How writing pain out serves the writer
I realized recently that one of the things writing does is to serve as a break for the writer.
For the few hours dedicated to writing, a writer who needs it can block out her own pain, the pressing need to make her own decisions, the major and minor tragedies of her own life.
During the writing time, it’s all about the characters’ pain, decisions, tragedies. Those parts of the psyche that are dedicated to dealing with Life, and which are sometimes raw from that dealing, get a break, a respite, time off.
In the same way I am drawn to surf the web, looking for stories – and not the goody-goody ones where everything is sweetness and light and everyone is happy, but the ones where tragedy is involved – I am drawn to writing because, for those hours, I don’t think about myself. Or if I do, it is to find a source for the pain I have inflicted on a character, to ‘teach her a lesson.’
Pain is the human condition
Anyone who has been alive more than a few seconds knows pain. We spend our whole lives learning to deal with it, to accept it, to sometimes beat it, to find the good things in spite of it. Many of us with CFS deal with a fair amount of physical pain as part of a chronic illness. Those who have fibromyalgia often have unremitting pain as their primary symptom.
It isn’t so much that we’re driven to seek pleasure, though pleasure – the bliss of a full tummy, the satisfaction after love, the simple pleasure of walking without pain – is what tells us we’ve arrived at a better place.
We would never seek pleasure if we weren’t in pain. The whole story of the Garden of Eden is of loss – followed by the drive to regain what was lost.
Pain is the driver. And writing is a pleasure that sets aside my one small life.

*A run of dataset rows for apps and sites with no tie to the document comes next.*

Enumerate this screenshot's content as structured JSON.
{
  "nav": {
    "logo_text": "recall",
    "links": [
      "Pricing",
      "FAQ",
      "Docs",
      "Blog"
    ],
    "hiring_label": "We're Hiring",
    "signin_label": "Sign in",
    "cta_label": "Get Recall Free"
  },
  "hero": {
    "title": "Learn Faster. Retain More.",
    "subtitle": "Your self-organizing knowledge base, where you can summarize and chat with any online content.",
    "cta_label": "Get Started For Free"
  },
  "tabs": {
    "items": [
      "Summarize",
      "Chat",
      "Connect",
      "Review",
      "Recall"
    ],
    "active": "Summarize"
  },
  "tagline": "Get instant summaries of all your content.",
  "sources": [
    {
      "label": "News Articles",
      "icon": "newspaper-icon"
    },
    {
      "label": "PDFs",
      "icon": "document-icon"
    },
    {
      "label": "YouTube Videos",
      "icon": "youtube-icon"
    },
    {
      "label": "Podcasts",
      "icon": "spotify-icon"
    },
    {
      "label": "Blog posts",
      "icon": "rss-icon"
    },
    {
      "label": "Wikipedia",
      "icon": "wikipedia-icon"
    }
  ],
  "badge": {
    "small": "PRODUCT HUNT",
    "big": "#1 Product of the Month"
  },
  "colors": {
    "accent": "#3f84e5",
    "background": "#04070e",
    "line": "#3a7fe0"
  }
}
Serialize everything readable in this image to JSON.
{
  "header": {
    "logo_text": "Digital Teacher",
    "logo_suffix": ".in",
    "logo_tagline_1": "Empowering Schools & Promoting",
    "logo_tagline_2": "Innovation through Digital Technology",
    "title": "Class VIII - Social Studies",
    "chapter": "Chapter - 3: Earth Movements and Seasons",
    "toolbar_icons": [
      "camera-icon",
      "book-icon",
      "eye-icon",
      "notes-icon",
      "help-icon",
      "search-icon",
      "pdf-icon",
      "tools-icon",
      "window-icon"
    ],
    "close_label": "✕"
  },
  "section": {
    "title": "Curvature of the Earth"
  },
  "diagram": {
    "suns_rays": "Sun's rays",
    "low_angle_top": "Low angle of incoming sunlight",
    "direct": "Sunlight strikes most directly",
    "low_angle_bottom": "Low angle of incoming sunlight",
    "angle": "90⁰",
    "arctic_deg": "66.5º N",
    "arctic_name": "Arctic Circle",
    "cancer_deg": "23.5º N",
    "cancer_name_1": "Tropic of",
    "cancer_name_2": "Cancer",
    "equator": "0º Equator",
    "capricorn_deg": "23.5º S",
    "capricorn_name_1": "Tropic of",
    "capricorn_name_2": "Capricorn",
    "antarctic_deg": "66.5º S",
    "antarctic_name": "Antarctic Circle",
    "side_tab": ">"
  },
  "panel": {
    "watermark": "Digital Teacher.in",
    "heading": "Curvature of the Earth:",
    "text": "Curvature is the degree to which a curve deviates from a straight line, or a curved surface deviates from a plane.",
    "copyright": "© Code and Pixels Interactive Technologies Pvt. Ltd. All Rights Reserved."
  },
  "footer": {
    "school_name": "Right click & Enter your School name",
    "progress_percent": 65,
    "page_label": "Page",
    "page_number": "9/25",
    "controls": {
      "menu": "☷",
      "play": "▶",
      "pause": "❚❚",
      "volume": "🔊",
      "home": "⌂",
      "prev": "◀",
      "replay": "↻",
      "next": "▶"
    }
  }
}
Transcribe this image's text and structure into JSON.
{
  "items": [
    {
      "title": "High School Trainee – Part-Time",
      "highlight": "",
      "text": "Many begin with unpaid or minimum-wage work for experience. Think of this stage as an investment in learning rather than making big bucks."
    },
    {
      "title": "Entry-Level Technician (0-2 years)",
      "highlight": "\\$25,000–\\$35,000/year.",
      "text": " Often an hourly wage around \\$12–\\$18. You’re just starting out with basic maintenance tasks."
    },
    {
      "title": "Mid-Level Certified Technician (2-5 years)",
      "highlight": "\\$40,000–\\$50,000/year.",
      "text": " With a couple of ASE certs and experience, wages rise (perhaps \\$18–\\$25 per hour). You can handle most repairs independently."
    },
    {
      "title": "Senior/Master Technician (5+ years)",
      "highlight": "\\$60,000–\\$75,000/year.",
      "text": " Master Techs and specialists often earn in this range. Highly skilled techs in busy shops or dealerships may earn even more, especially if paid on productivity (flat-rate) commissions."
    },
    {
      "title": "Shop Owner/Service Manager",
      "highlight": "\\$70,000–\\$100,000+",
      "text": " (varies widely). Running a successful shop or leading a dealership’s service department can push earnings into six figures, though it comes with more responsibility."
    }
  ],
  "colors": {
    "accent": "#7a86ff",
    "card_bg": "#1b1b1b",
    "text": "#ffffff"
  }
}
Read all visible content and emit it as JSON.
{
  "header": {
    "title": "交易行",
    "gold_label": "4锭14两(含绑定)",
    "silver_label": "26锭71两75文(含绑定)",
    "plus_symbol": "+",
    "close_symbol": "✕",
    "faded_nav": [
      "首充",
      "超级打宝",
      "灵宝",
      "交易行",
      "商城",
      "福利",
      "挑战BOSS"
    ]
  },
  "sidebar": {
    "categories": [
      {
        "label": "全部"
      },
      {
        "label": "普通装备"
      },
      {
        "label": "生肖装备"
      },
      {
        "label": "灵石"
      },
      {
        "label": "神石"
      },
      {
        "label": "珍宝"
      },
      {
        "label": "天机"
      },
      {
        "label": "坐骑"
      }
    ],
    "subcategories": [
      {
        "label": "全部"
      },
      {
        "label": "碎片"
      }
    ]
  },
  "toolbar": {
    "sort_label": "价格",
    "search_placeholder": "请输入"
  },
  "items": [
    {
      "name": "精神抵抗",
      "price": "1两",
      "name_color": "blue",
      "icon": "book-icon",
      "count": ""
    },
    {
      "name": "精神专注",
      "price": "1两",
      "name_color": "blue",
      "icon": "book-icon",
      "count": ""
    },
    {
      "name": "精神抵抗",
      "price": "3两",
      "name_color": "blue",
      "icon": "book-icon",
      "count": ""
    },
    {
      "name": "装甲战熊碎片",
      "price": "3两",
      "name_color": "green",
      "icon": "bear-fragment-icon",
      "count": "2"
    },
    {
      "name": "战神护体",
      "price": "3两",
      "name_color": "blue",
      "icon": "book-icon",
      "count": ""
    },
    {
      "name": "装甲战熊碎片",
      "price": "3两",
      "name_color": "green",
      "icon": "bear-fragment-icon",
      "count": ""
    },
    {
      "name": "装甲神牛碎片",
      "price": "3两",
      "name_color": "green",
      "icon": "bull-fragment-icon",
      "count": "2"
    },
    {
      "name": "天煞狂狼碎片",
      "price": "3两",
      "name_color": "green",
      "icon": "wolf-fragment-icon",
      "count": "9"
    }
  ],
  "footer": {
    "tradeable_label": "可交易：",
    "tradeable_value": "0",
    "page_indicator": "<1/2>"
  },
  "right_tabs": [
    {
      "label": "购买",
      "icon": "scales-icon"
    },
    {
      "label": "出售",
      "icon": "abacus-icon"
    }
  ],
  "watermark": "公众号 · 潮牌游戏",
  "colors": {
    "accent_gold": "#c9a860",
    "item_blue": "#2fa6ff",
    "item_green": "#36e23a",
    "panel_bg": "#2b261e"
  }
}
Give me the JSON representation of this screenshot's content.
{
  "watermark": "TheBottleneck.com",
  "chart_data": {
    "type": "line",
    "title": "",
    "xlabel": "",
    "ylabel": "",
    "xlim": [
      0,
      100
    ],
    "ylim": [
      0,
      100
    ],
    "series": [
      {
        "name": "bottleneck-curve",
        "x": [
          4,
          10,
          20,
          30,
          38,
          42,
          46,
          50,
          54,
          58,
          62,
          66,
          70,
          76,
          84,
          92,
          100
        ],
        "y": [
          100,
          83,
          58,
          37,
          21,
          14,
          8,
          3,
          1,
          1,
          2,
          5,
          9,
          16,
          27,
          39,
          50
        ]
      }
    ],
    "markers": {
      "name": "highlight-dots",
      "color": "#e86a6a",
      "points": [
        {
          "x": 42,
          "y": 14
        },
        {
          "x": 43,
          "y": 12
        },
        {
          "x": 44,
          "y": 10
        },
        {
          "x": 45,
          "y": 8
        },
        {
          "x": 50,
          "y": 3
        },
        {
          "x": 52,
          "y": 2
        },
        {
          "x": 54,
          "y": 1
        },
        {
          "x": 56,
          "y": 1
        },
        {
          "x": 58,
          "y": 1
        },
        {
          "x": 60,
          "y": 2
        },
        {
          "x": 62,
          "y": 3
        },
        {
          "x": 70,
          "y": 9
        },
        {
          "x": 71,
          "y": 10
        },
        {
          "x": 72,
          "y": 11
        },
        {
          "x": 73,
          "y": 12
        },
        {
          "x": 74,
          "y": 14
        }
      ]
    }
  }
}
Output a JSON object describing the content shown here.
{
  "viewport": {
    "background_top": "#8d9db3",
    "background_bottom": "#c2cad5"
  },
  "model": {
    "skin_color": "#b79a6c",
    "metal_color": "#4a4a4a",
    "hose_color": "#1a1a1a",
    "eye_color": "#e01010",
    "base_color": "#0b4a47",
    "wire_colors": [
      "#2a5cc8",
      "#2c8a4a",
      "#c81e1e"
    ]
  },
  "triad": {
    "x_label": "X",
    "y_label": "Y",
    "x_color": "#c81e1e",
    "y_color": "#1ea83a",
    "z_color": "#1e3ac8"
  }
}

In favor of living many other ones as fully as I feel like developing them.
A two-way street
There is always something I can use, something that needs to be converted from petty to predicament, something that needs to have its sting drawn. That is the normal condition of life. If it seems I get somewhat more than my fair share sometimes, well, others have it worse – but I can use it to write.
Conversely, if I need to write something, I can always search my own experience for something with the same flavor, if not the same magnitude. A small injustice from a shop clerk or another driver will serve as the basis for a life-changing injustice for a character. All I have to do is dial the emotion up or down, add a bit of nuance, and set it into place like a plant into a garden spot, to grow and fill the space.
But I hadn’t realized that during the time I am transforming the feeling I am also free of the feeling: there is a distance between us which means I am no longer my pain. We are distinct, different, disconnected.
The purpose of writing down pain
It quantifies pain to be written down. The immense becomes measurable, containable.
If there is time during a period of pain, I write it down. I save it. I mull it over. I get all possible versions out of my head, so they don’t get lost. And the sorting helps: if one version isn’t quite correct, a piece from another will fit the puzzle better, fill the hole. If there is no time then, I do it later, but it niggles at me until captured. The pain wants to be used, to be understood, to be accepted, to be known.
Most of those truly personal notes won’t get shared, not unedited. A few will be shared with those who are very close to the same pain, if they wish.
The majority of the notes become fodder for writing, because much of what I learn comes from analyzing my own reactions and surprising myself: I honestly didn’t know how much it would affect me when Gizzy, our chinchilla – my chinchilla (though she obeys my husband better) – seemed to be starving to death with abundant food available. She stopped eating completely – not a good sign for a small mammal – and fought so hard not to have the special food force-fed to her that I gave up, even when she was skin and bones, literally, under the plush fur. She got the medicines from the vet as long as I was supposed to give them to her, a quick bolus with a tiny syringe into her cheek after I captured her – against her will. But she wouldn’t let me feed her, nor take any of the treats I offered, nor eat her regular food. I wrote over 8000 words during those weeks and the weeks after, chronicling the ups and downs, preparing myself to live without her – and the miracle I was granted when she turned around.
I am not a pet person. I told the vet that. He said, “You have four kinds of hay for her – you are a pet person.”
Writing controls experience
While I was writing, I could put a limit on the experience, take a break from the thoughts churning in my head, because they each had to take a turn, become coherent, turn into words and sentences and paragraphs before I could put them down – making the inchoate, fully developed. Fixed in a medium.
I wrote when the pain of spinal surgery and the fog of painkillers made me crazy, notebook after notebook. The possibility looms again – I will have to re-read those notes before I can make a decision. While I was writing, I was getting some kind of control over the pain, and setting it aside so that it was not all-consuming for the time I could write.
Normal people use other strategies to deal with their pain. Writers write. And then use it, mine it for meaning and metaphors.
I don’t know if this is good or bad. I just know that it is.